Second in a series of at least two blog posts.

Several media organizations have decided they’ve seen enough. Republican presidential hopeful Mitt Romney is now the “inevitable” claimant of his party’s nomination. In this series of at least two blog posts, the Erik Wemple Blogger will evaluate various acts of journalism in service of Romney Inevitability.

Story: “Romney inevitable? Perry weighs TV ads to slow him

Outlet: Associated Press

Byline: Charles Babington and Kasie Hunt


Twelve weeks before the first party voting, the GOP establishment is coalescing around the former Massachusetts governor. He has more campaign experience, money and organization than anyone else. He showed again this week that he’s the best debater in the bunch. And President Barack Obama’s campaign is treating him almost as the presumptive nominee — even though Romney still faces challenges in some early voting states.

Analysis: The AP’s digital and professionally calibrated fairness scale dominates the telling of this Romney story. Instead of using its own editorial voice to assert any claims of inevitability, Babington and Hunt use their reporting. Example:

The tone is different up the coast in New Hampshire. Among rank-and-file Republicans there, even those who favor other candidates have a sense that Romney has gained an air of inevitability. “It’s very frustrating,” said state Rep. Jim Waddell, of Hampton, who backs former Utah Gov. Jon Huntsman.

Bolded text inserted to highlight possible false plural: AP didn’t quote any other voices who favor other candidates.

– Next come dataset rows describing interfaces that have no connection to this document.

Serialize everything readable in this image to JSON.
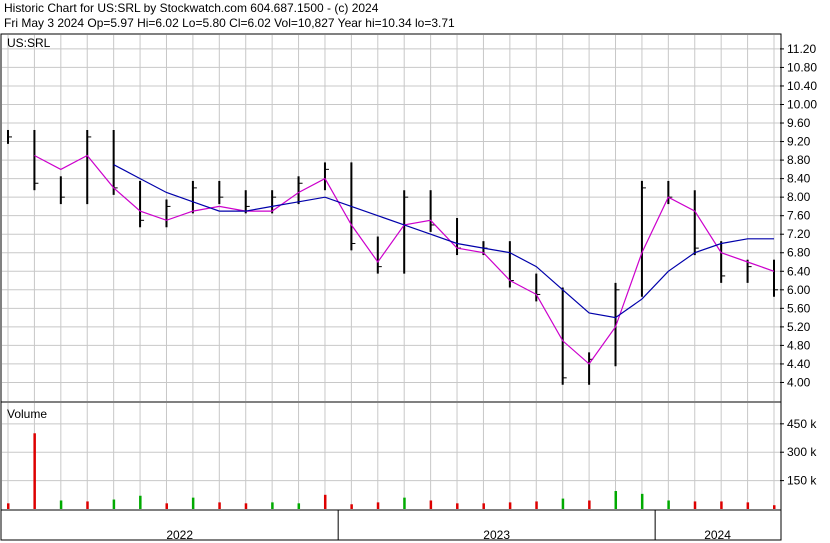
{
  "header": {
    "line1": "Historic Chart for US:SRL by Stockwatch.com 604.687.1500 - (c) 2024",
    "line2": "Fri May  3 2024  Op=5.97  Hi=6.02  Lo=5.80  Cl=6.02  Vol=10,827  Year hi=10.34  lo=3.71"
  },
  "colors": {
    "bars": "#000000",
    "ma_short": "#cc00cc",
    "ma_long": "#0000aa",
    "vol_up": "#00aa00",
    "vol_down": "#dd0000",
    "grid": "#c8c8c8"
  },
  "chart_data": [
    {
      "type": "line",
      "subtype": "ohlc-price",
      "label": "US:SRL",
      "y_scale": "linear",
      "ylim": [
        3.6,
        11.5
      ],
      "yticks": [
        "11.20",
        "10.80",
        "10.40",
        "10.00",
        "9.60",
        "9.20",
        "8.80",
        "8.40",
        "8.00",
        "7.60",
        "7.20",
        "6.80",
        "6.40",
        "6.00",
        "5.60",
        "5.20",
        "4.80",
        "4.40",
        "4.00"
      ],
      "x_labels": [
        "2022",
        "2023",
        "2024"
      ],
      "grid": true,
      "series": [
        {
          "role": "price",
          "x": [
            "2021-12",
            "2022-01",
            "2022-02",
            "2022-03",
            "2022-04",
            "2022-05",
            "2022-06",
            "2022-07",
            "2022-08",
            "2022-09",
            "2022-10",
            "2022-11",
            "2022-12",
            "2023-01",
            "2023-02",
            "2023-03",
            "2023-04",
            "2023-05",
            "2023-06",
            "2023-07",
            "2023-08",
            "2023-09",
            "2023-10",
            "2023-11",
            "2023-12",
            "2024-01",
            "2024-02",
            "2024-03",
            "2024-04",
            "2024-05"
          ],
          "values": [
            9.3,
            8.3,
            8.0,
            9.3,
            8.2,
            7.5,
            7.8,
            8.2,
            8.0,
            7.8,
            8.0,
            8.3,
            8.6,
            7.0,
            6.5,
            8.0,
            7.4,
            6.9,
            6.9,
            6.2,
            5.9,
            4.1,
            4.5,
            6.0,
            8.2,
            8.0,
            6.9,
            6.3,
            6.5,
            6.0
          ]
        },
        {
          "role": "moving-average-short",
          "x": [
            "2021-12",
            "2022-01",
            "2022-02",
            "2022-03",
            "2022-04",
            "2022-05",
            "2022-06",
            "2022-07",
            "2022-08",
            "2022-09",
            "2022-10",
            "2022-11",
            "2022-12",
            "2023-01",
            "2023-02",
            "2023-03",
            "2023-04",
            "2023-05",
            "2023-06",
            "2023-07",
            "2023-08",
            "2023-09",
            "2023-10",
            "2023-11",
            "2023-12",
            "2024-01",
            "2024-02",
            "2024-03",
            "2024-04",
            "2024-05"
          ],
          "values": [
            null,
            8.9,
            8.6,
            8.9,
            8.2,
            7.7,
            7.5,
            7.7,
            7.8,
            7.7,
            7.7,
            8.1,
            8.4,
            7.4,
            6.6,
            7.4,
            7.5,
            6.9,
            6.8,
            6.2,
            5.9,
            4.9,
            4.4,
            5.2,
            6.8,
            8.0,
            7.7,
            6.8,
            6.6,
            6.4
          ]
        },
        {
          "role": "moving-average-long",
          "x": [
            "2021-12",
            "2022-01",
            "2022-02",
            "2022-03",
            "2022-04",
            "2022-05",
            "2022-06",
            "2022-07",
            "2022-08",
            "2022-09",
            "2022-10",
            "2022-11",
            "2022-12",
            "2023-01",
            "2023-02",
            "2023-03",
            "2023-04",
            "2023-05",
            "2023-06",
            "2023-07",
            "2023-08",
            "2023-09",
            "2023-10",
            "2023-11",
            "2023-12",
            "2024-01",
            "2024-02",
            "2024-03",
            "2024-04",
            "2024-05"
          ],
          "values": [
            null,
            null,
            null,
            null,
            8.7,
            8.4,
            8.1,
            7.9,
            7.7,
            7.7,
            7.8,
            7.9,
            8.0,
            7.8,
            7.6,
            7.4,
            7.2,
            7.0,
            6.9,
            6.8,
            6.5,
            6.0,
            5.5,
            5.4,
            5.8,
            6.4,
            6.8,
            7.0,
            7.1,
            7.1
          ]
        }
      ]
    },
    {
      "type": "bar",
      "subtype": "volume",
      "label": "Volume",
      "yticks": [
        "450 k",
        "300 k",
        "150 k"
      ],
      "ylim": [
        0,
        560
      ],
      "units": "k",
      "x": [
        "2021-12",
        "2022-01",
        "2022-02",
        "2022-03",
        "2022-04",
        "2022-05",
        "2022-06",
        "2022-07",
        "2022-08",
        "2022-09",
        "2022-10",
        "2022-11",
        "2022-12",
        "2023-01",
        "2023-02",
        "2023-03",
        "2023-04",
        "2023-05",
        "2023-06",
        "2023-07",
        "2023-08",
        "2023-09",
        "2023-10",
        "2023-11",
        "2023-12",
        "2024-01",
        "2024-02",
        "2024-03",
        "2024-04",
        "2024-05"
      ],
      "values": [
        30,
        400,
        45,
        40,
        50,
        70,
        30,
        60,
        35,
        30,
        35,
        30,
        75,
        25,
        35,
        60,
        45,
        30,
        30,
        35,
        40,
        55,
        45,
        95,
        80,
        45,
        40,
        40,
        35,
        20
      ],
      "direction": [
        "down",
        "down",
        "up",
        "down",
        "up",
        "up",
        "down",
        "up",
        "down",
        "down",
        "up",
        "up",
        "down",
        "down",
        "down",
        "up",
        "down",
        "down",
        "down",
        "down",
        "down",
        "up",
        "down",
        "up",
        "up",
        "up",
        "down",
        "down",
        "down",
        "down"
      ]
    }
  ]
}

Otherwise, the story takes the reader through the early primary landscape and carries a reminder often omitted from national political coverage:

National polls matter less than surveys closer to home in a handful of early voting states, including Iowa, New Hampshire and South Carolina. Many campaign strategists say Perry must win the Iowa caucus, or at least far outdistance Romney there, to survive the New Hampshire primary, where Romney is favored.

Mainstream media scolds like Jay Rosen might call that vapid horse-race political journalism; I call it crack with high-fiber supplements.

Blessed with such a fine piece, AP, like ABC, succumbs to the temptation to place a question mark on top. “Romney inevitable?” may give the AP the alibi it needs in the event that Romney capsizes in the next three months. But readers remember the words, not so much the punctuation that surrounds them.